So far, no construction work has started on any proposed hydro power projects in Lahaul and Spiti. In December 2020, three projects  in ChandraBhaga basin — the 104 MW Tandi, 130 MW Rashil and 267 MW Sach Khas — were allotted to Satluj Jal Vidyut Nigam Ltd, a public sector unit.  

Since then the villagers have upped their protests against dam projects in the region. In the past, they have refused NoC to the proposed projects.

“A couple of days ago, our Tandi panchayat passed a resolution against the construction of the 104 MW Tandi project. At that time, we did not know a disaster would strike Uttarakhand,” Virendra Kumar of Tandi panchayat told Gaon Connection. “Now we are adamant about not letting anyone destroy our rivers and mountains in the name of development and progress,” he added.

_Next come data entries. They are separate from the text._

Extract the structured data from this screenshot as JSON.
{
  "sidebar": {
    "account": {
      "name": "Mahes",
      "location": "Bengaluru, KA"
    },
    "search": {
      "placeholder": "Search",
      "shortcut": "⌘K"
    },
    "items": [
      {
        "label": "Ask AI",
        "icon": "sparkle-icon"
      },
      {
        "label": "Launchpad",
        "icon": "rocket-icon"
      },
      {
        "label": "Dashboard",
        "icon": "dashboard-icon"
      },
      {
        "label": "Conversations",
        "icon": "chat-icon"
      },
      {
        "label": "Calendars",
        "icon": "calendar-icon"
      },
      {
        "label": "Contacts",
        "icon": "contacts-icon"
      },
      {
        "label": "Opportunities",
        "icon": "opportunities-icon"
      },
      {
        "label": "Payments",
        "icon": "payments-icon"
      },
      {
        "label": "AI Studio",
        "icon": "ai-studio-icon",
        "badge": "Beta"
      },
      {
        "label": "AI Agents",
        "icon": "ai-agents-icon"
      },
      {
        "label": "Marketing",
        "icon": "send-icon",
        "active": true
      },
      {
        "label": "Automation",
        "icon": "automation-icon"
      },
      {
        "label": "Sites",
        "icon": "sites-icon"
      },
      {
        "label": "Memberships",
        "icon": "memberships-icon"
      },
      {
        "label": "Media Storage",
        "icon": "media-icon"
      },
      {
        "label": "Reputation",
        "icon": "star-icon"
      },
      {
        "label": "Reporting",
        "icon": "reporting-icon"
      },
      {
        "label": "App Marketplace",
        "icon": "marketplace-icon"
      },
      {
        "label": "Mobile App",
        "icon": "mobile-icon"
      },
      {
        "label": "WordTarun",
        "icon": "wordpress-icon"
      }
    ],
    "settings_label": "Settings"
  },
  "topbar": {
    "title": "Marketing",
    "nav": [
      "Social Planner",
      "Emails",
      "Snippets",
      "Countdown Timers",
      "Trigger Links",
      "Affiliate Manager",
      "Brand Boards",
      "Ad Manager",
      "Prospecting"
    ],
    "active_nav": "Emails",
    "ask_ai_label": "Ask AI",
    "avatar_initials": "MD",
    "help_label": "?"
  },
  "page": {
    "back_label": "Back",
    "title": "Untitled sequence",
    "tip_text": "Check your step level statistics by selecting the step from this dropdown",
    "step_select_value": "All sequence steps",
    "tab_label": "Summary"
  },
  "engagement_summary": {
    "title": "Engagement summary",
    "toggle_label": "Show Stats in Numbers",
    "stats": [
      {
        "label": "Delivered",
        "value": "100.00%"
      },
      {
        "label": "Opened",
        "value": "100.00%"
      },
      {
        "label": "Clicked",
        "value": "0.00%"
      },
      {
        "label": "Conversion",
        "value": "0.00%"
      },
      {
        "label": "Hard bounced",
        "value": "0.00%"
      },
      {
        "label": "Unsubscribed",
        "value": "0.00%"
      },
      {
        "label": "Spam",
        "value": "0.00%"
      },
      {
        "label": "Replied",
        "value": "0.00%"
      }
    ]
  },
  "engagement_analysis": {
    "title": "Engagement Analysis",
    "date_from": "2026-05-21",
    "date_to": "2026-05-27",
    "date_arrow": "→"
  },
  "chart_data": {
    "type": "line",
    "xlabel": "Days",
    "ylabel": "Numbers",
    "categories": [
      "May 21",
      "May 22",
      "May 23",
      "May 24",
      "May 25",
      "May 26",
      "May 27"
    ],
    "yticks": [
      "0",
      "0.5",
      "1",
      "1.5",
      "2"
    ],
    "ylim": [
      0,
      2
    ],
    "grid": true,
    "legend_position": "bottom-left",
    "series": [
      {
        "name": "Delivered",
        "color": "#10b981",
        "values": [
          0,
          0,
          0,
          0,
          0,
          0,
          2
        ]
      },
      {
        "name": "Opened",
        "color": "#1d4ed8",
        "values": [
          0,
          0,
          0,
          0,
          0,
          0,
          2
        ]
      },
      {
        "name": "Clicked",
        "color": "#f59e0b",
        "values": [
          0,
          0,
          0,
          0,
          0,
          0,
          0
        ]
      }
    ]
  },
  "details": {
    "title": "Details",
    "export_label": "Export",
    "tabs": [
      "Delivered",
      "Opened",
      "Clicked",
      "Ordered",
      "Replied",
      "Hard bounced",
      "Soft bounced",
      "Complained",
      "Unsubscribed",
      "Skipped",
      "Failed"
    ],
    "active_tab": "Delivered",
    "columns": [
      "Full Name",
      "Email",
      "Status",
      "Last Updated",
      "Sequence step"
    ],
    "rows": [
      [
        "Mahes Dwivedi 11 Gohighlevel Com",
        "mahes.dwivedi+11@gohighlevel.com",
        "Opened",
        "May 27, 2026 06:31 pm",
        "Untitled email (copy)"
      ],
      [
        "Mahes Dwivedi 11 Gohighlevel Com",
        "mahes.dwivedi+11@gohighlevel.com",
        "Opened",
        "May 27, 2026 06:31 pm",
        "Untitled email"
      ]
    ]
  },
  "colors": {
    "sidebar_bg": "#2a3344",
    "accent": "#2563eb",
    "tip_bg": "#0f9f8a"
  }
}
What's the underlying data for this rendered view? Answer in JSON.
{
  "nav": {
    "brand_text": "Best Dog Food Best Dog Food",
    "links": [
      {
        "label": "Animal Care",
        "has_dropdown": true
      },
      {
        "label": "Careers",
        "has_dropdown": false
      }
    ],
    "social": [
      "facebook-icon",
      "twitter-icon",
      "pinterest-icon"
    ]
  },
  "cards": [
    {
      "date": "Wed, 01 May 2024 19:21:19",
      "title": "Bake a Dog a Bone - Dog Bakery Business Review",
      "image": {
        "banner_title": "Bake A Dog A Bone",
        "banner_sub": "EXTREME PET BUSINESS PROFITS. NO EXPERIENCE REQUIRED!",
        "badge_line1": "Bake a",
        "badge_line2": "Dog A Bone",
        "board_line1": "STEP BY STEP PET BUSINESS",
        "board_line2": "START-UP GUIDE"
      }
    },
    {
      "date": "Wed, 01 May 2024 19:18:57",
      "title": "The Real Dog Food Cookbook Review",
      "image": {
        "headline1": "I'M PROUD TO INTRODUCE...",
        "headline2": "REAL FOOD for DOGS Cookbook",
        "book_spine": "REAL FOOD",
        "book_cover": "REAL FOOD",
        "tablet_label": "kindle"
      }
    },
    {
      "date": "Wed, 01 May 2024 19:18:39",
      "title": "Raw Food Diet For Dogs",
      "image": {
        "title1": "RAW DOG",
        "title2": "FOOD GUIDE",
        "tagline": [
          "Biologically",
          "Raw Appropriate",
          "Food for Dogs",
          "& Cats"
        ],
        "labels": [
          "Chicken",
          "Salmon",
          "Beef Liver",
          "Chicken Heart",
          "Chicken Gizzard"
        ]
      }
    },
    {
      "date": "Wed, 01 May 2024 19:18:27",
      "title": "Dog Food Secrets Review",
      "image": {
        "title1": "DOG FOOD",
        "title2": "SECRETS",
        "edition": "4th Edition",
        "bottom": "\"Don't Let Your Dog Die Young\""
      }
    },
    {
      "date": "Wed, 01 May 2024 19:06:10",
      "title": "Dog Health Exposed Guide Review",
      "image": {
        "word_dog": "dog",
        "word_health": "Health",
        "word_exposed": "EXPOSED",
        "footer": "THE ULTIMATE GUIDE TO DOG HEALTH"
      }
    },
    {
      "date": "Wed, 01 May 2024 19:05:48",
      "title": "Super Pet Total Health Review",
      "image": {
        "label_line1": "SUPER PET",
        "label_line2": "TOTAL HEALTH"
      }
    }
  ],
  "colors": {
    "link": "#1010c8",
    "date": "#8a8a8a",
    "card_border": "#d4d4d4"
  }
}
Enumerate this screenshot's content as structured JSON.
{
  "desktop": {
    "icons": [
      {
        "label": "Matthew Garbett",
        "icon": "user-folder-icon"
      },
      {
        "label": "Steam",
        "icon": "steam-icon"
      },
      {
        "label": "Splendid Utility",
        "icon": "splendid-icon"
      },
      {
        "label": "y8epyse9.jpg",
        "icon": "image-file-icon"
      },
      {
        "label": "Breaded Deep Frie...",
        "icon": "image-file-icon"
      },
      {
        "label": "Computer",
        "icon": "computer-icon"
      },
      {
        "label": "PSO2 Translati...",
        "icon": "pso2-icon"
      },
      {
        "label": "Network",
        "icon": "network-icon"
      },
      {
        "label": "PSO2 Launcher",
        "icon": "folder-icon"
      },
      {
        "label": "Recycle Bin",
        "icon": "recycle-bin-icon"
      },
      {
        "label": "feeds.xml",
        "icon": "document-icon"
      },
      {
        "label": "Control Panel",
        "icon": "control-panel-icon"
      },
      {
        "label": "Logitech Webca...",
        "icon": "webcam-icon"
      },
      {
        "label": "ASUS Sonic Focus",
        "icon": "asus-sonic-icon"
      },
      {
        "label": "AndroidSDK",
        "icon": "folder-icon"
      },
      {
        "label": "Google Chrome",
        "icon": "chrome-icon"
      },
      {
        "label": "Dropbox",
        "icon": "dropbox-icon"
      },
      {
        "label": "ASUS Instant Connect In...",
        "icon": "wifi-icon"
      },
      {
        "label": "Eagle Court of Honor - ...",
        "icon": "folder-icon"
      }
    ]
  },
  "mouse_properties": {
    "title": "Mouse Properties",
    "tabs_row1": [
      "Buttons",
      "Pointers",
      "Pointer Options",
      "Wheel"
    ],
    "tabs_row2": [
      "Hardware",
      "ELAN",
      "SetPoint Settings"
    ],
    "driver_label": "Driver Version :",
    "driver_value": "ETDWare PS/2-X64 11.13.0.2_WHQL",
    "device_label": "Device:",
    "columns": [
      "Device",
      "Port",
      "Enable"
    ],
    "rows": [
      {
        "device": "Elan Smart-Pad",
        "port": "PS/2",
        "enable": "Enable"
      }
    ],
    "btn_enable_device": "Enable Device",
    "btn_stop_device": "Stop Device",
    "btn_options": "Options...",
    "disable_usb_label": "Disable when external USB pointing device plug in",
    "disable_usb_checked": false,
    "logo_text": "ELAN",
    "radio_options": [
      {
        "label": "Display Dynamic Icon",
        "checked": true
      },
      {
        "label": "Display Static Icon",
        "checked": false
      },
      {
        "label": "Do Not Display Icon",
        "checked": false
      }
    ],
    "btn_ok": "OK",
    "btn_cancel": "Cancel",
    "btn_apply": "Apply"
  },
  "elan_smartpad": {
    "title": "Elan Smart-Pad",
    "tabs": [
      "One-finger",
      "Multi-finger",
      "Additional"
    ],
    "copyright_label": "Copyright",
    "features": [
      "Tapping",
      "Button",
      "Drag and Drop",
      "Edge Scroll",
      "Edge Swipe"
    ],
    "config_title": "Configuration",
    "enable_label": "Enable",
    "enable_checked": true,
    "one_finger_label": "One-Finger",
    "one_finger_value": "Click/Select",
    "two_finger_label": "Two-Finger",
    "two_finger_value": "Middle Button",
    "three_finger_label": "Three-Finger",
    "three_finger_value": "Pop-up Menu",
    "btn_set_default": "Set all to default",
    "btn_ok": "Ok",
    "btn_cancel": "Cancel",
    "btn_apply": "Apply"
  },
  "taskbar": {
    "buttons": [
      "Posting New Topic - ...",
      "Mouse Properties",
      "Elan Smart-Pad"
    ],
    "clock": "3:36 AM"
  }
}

Villagers of Tandi panchayat held a meeting today on Feb 8 to oppose the proposed hydropower projects in their region. Pic: Save Lahaul Spiti

The villagers plan to pass another resolution against the proposed dams in the region and send it to the Governor and the President of India. 

Lahaul and Spiti is a tribal district, and is also known as a cold desert. It receives scanty rainfall and the villagers barely manage one crop a year.  “We are completely dependent on springs and some surface water bodies to meet our water needs. These springs are already drying up,” Susheela Rana, pradhan of Gaushal panchayat told Gaon Connection

“Blasting of hills for construction of dams and tunnels may further damage our water sources. We already face water scarcity. We will not give NoC for the dam projects,” Rana added.

According to Hee Ram Gourd, a resident of Udaipur village in Udaipur panchayat of Lahaul Spiti, about 45 kilometres downstream of Tandi, “Over a decade ago, the survey for the Shaili hydropower project showed sixty thousand trees would be cut. This number would have gone up to at least a lakh now Who wants such development?”

“The recent disaster in Uttarakhand has scared the people of Lahaul and Spiti, who fear something similar can strike them too. Hence they are coming together to oppose these projects,” said Prakash Bhandari of Himdhara Environment Research and Action Collective.

In the past, the tribal villagers of Lahaul and Spiti have organised several campaigns to oppose the proposed dam projects in their region. The recent Uttarakhand disaster has only strengthened their resolve.

As per news reports, Himachal Pradesh has a total identified potential of 27,400 MW, of which only 10,519 MW has been generated so far. A majority of the projects are proposed in Lahaul-Spiti, Kinnaur and Chamba districts. 

Meanwhile, in Chamoli district of Uttarakhand, it is a race against time as ITBP and NDRF teams try to rescue people. Vaibhav Saklani, a resident of Joshimath, was trying to locate his relative who was last seen near the Tapovan tunnel. Saklani told Gaon Connection that the water level rose thirty to forty feet and came up to the road. 

A bridge of the Border Roads Organisation (BRO) has been destroyed. Connectivity to 11 villages has snapped. Telephone networks are poor, and since this is the Niti Valley close to the border, mobile connections have not reached these remote villages, Bhandari said. The villages that have been disconnected include Gahar, Bhangyul, Raini Palli, Paing, Laataa, Suraithota, Tolma, and Fagrasu.